|A thermal power plant in Vietnam. This sector is among those that discharge large volumes of emissions – PHOTO: TRUNG CHANH
This represents Vietnam’s determination to honor her global commitment to anti-climate change. Still, it is tough to fulfill such a commitment in the context of budget constraints and a lack of specific policies on emissions.
Six years ago, a report published by the Working Group I of the Intergovernmental Panel on Climate Change (IPCC) considered climate change to be one of the greatest challenges to humankind. Its effects on human beings and changes to the climate system have been documented since the 1950s.
The main cause of climate change is greenhouse gas emissions, of which carbon emissions from human daily life and production activities around the world is the main culprit.
Surging cost woes
At the workshop entitled “Improvement of Policies and Legislation in Response to Climate Change in Vietnam” held in Can Tho on October 7, Prof. Tran Thuc, vice chairman of the advisory council of the National Committee on Climate Change, said coupled with development, the number of modern comforts such as cars, refrigerators and air conditioners has been on the rise. In other words, the demand for energy grows, which gives rise to more emissions of greenhouse gases. “Energy is expected to account for 83% of the total emissions by 2030,” he said. “Therefore, when it comes to cutting emissions, energy consumption reduction should be a top priority.”
Many countries around the world seek to bring down carbon emissions via taxation, Thuc said. The more emissions a unit is responsible for, the higher the tax they have to pay, he explained.
However, when a company is taxed for carbon emissions, the price of its products goes up as a result. “Who would pay for such increase other than consumers?” Thuc posed a rhetoric question.
Vietnam could tax up to US$100 per ton of carbon emissions, Thuc said, but it is necessary to consider how Vietnamese goods will compete with the same items from other countries when such tax is imposed.

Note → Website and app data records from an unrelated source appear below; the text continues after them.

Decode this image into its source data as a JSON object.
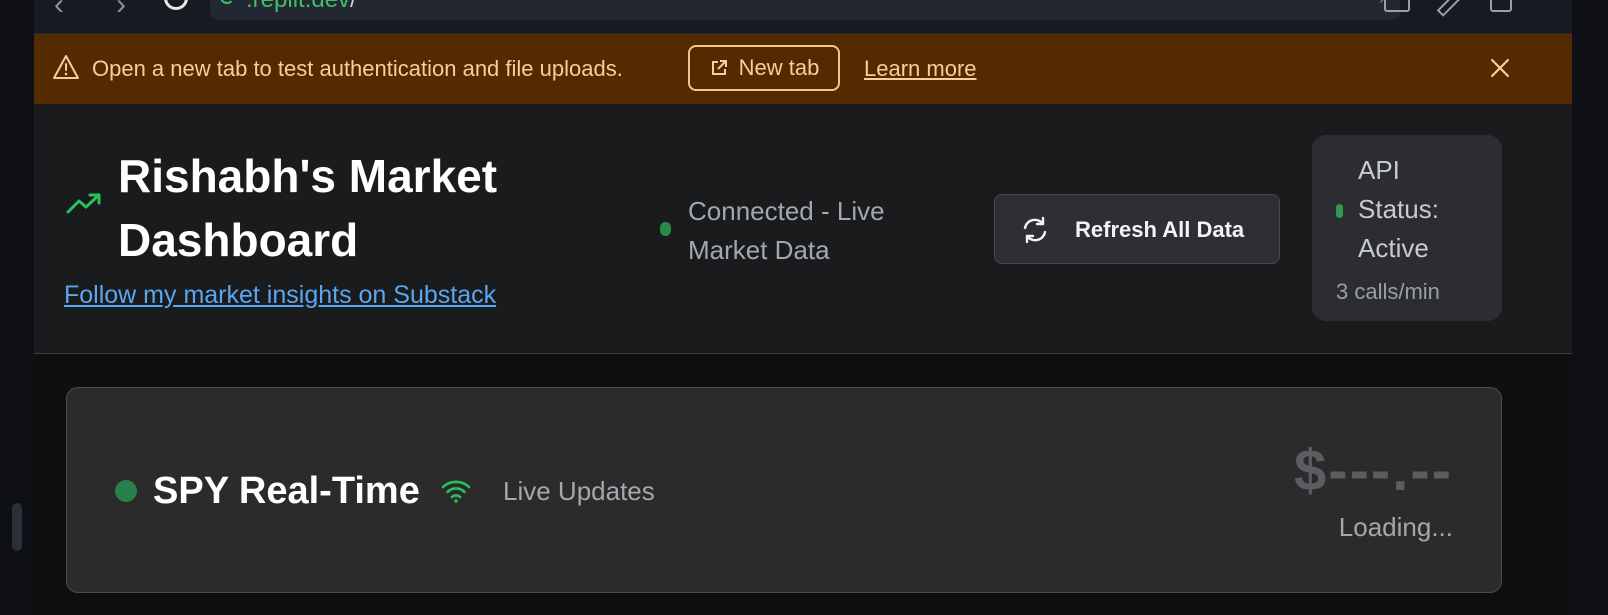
{
  "browser": {
    "url_host": ".replit.dev",
    "url_path": "/"
  },
  "banner": {
    "message": "Open a new tab to test authentication and file uploads.",
    "new_tab_label": "New tab",
    "learn_more_label": "Learn more"
  },
  "header": {
    "title": "Rishabh's Market Dashboard",
    "substack_link": "Follow my market insights on Substack",
    "connection_status": "Connected - Live Market Data",
    "refresh_label": "Refresh All Data",
    "api_status": "API Status: Active",
    "api_calls": "3 calls/min"
  },
  "spy_card": {
    "title": "SPY Real-Time",
    "live_label": "Live Updates",
    "price": "$---.--",
    "loading": "Loading..."
  },
  "colors": {
    "banner_bg": "#542b00",
    "banner_text": "#f6cf9a",
    "link_blue": "#5aa6f0",
    "status_green": "#2b9a4f",
    "accent_green": "#3fbf5f"
  },
  "icons": [
    "back-icon",
    "forward-icon",
    "reload-icon",
    "warning-icon",
    "external-link-icon",
    "close-icon",
    "trending-up-icon",
    "refresh-icon",
    "wifi-icon"
  ]
}
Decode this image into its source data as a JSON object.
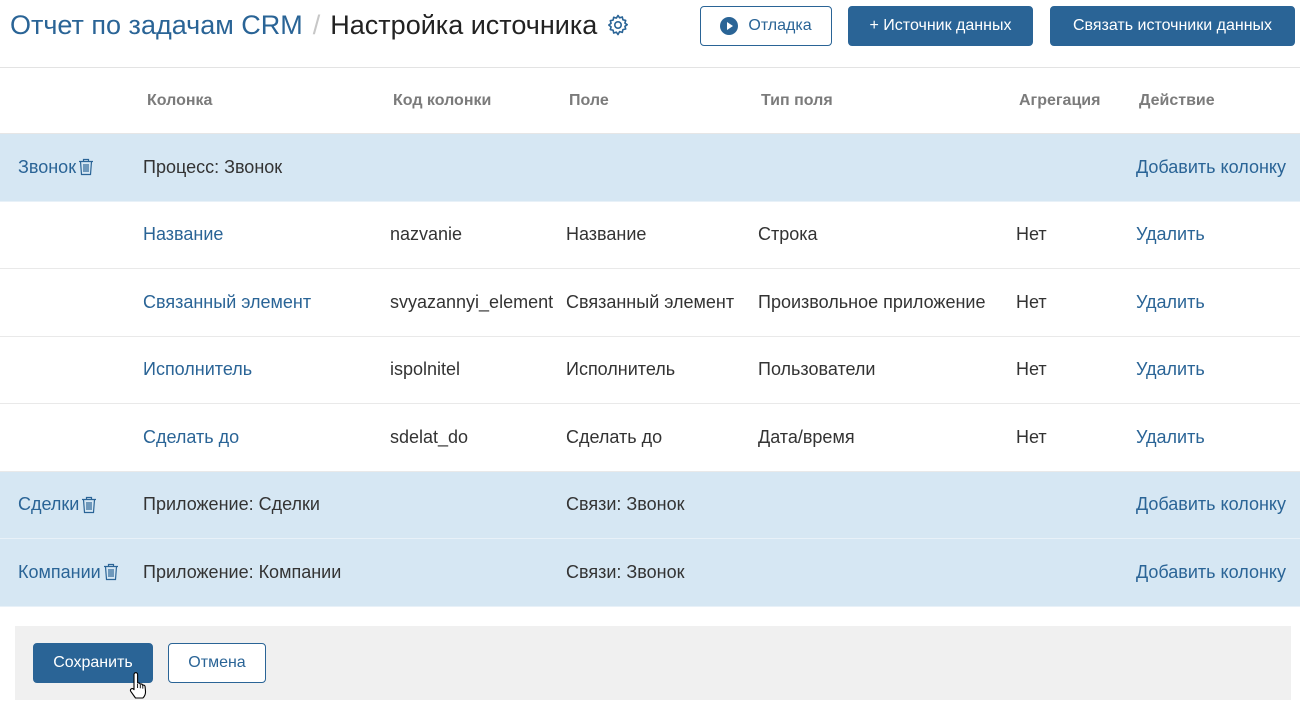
{
  "header": {
    "breadcrumb_root": "Отчет по задачам CRM",
    "breadcrumb_separator": "/",
    "page_title": "Настройка источника",
    "settings_icon": "gear-icon",
    "debug_label": "Отладка",
    "add_source_label": "+ Источник данных",
    "link_sources_label": "Связать источники данных"
  },
  "table": {
    "columns": [
      "Колонка",
      "Код колонки",
      "Поле",
      "Тип поля",
      "Агрегация",
      "Действие"
    ],
    "groups": [
      {
        "name": "Звонок",
        "description": "Процесс: Звонок",
        "field": "",
        "action": "Добавить колонку",
        "rows": [
          {
            "column": "Название",
            "code": "nazvanie",
            "field": "Название",
            "type": "Строка",
            "aggregation": "Нет",
            "action": "Удалить"
          },
          {
            "column": "Связанный элемент",
            "code": "svyazannyi_element",
            "field": "Связанный элемент",
            "type": "Произвольное приложение",
            "aggregation": "Нет",
            "action": "Удалить"
          },
          {
            "column": "Исполнитель",
            "code": "ispolnitel",
            "field": "Исполнитель",
            "type": "Пользователи",
            "aggregation": "Нет",
            "action": "Удалить"
          },
          {
            "column": "Сделать до",
            "code": "sdelat_do",
            "field": "Сделать до",
            "type": "Дата/время",
            "aggregation": "Нет",
            "action": "Удалить"
          }
        ]
      },
      {
        "name": "Сделки",
        "description": "Приложение: Сделки",
        "field": "Связи: Звонок",
        "action": "Добавить колонку",
        "rows": []
      },
      {
        "name": "Компании",
        "description": "Приложение: Компании",
        "field": "Связи: Звонок",
        "action": "Добавить колонку",
        "rows": []
      }
    ]
  },
  "footer": {
    "save_label": "Сохранить",
    "cancel_label": "Отмена"
  },
  "colors": {
    "accent": "#2a6496",
    "group_row_bg": "#d6e7f3",
    "footer_bg": "#f0f0f0"
  }
}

In the U.S., the taxation of carbon emissions leads to a rise of 11% in the price of gasoline, 134% in coal, 30% in gas, and 31% in electricity. “All of these are to be borne by consumers,” said Thuc.
Taxation aside, other countries also establish a limit on carbon emissions to lower them over time. “We should tax rationally to avoid social disturbance, but still ensure emissions reduction,” Thuc suggested, adding that the imposition of a carbon emission ceiling should be applicable first to some large-scaled enterprises.

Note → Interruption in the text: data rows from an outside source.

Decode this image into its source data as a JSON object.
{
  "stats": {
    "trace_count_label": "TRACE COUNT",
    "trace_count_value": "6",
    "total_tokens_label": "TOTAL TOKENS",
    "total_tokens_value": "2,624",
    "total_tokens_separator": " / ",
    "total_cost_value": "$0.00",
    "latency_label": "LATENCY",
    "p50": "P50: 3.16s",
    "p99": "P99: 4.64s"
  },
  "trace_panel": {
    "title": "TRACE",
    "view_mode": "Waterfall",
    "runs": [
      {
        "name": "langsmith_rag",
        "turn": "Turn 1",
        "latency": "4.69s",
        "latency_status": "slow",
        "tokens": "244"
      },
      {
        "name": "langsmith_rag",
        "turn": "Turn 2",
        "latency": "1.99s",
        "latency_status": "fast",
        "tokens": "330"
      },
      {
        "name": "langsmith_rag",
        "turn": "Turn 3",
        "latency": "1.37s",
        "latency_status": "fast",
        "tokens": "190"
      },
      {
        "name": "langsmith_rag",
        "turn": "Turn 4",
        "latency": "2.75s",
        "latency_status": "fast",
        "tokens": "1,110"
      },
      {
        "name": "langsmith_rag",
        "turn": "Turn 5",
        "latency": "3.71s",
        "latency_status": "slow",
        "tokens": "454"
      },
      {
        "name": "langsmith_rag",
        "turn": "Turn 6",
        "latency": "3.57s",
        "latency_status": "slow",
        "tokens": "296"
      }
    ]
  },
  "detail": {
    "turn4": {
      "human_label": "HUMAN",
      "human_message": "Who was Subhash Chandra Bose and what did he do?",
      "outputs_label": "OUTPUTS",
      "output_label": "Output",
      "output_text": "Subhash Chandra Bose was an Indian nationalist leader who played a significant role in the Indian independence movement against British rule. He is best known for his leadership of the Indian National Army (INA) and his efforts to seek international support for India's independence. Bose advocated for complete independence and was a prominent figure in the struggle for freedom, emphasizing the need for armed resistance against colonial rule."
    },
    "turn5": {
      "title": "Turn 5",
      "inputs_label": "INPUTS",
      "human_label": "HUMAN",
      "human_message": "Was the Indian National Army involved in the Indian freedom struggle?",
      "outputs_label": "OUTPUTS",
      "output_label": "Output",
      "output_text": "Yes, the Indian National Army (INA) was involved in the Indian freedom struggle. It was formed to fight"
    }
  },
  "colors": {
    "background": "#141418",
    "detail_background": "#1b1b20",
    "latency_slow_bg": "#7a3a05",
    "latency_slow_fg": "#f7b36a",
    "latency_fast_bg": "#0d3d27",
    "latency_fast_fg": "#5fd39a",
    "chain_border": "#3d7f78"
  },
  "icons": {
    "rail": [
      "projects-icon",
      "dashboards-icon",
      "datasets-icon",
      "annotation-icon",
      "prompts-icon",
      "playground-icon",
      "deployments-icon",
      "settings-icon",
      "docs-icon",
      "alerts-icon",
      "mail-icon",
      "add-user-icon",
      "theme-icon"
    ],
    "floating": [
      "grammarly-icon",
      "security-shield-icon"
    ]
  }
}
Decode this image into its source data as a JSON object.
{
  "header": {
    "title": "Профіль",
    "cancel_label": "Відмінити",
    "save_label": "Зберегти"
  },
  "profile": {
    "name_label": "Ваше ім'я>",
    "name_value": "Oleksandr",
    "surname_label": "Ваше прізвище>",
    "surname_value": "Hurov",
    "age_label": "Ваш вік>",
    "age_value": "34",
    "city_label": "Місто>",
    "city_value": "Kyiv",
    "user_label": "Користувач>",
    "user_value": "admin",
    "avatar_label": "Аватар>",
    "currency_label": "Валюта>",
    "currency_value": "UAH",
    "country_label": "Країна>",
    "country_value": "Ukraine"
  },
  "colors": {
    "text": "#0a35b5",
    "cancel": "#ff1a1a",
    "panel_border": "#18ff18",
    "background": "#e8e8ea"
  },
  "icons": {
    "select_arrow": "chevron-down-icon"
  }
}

Tran Dinh Sinh, deputy director of the Green Innovation and Development Center (GreenID), said he agreed to putting a cap on carbon emissions since waste control in Vietnam is now solely based on emission standards. “Even though some coal-fired power plants, steel or cement factories meet the emission standards, the areas where these facilities are located are always polluted,” he said.
Effective mechanism for emission reduction

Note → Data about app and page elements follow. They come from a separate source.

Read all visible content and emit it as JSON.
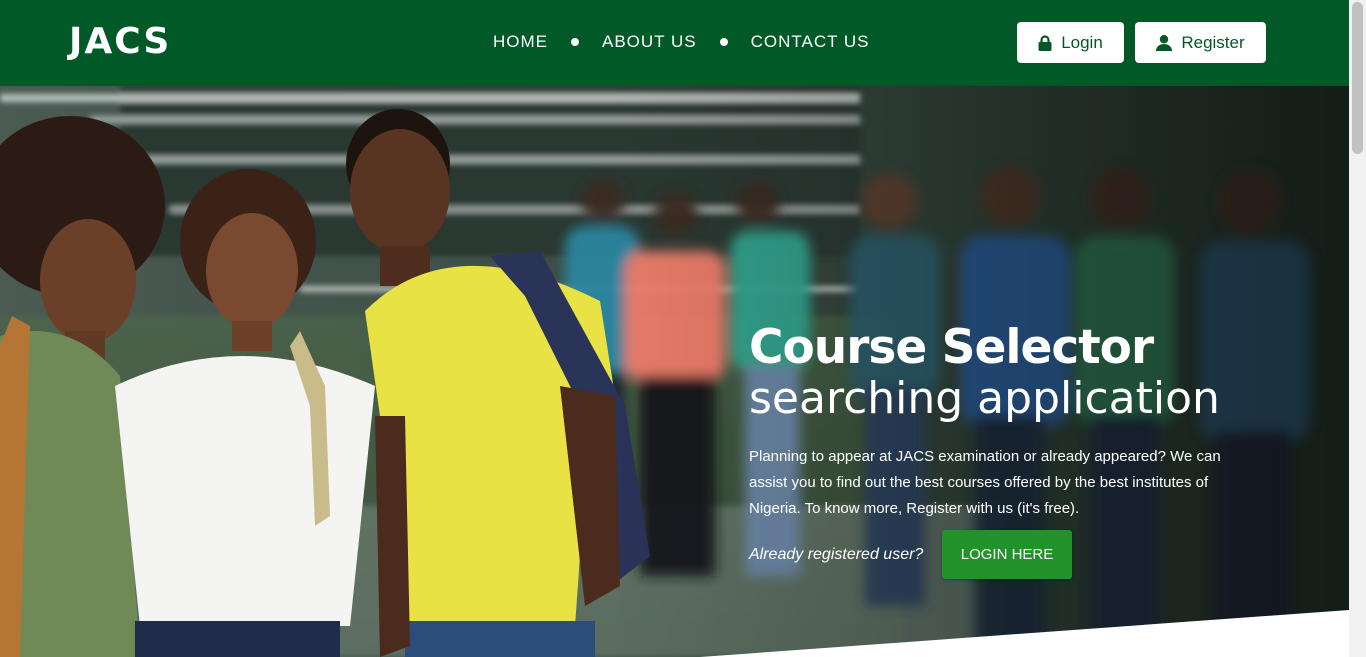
{
  "brand": {
    "logo": "JACS",
    "primary_color": "#025928",
    "accent_color": "#22922b"
  },
  "nav": {
    "items": [
      {
        "label": "HOME"
      },
      {
        "label": "ABOUT US"
      },
      {
        "label": "CONTACT US"
      }
    ]
  },
  "header_buttons": {
    "login": {
      "label": "Login",
      "icon": "lock-icon"
    },
    "register": {
      "label": "Register",
      "icon": "user-icon"
    }
  },
  "hero": {
    "title_line1": "Course Selector",
    "title_line2": "searching application",
    "description": "Planning to appear at JACS examination or already appeared? We can assist you to find out the best courses offered by the best institutes of Nigeria. To know more, Register with us (it's free).",
    "question": "Already registered user?",
    "cta": "LOGIN HERE",
    "image": "group of smiling students with backpacks on campus"
  }
}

Thuc noted that adaptation to climate change must take into account social security and protect people’s lives. “[At present] This is mainly funded by the state budget. It is difficult to call on the corporate circle to invest in, say, dyke and embankment development or anti-flood projects.”
As for the reduction of greenhouse gas emissions, he said, it must start with the business community. Cutting greenhouse gas emissions is the task of companies. They will therefore be obliged to do so by state regulations, mechanisms and policies.
For example, the Government’s mechanism that facilitates the purchase of solar power at a high price (Decision 11/2017/QD-CP on the mechanism to encourage the development of solar power projects in Vietnam) immediately caused capital to flow into this sector, Thuc said.
The rise in solar power investment also obviates the need to massively develop coal-fired power projects, thereby minimizing the risk of emitting pollutants that bring about the greenhouse effect.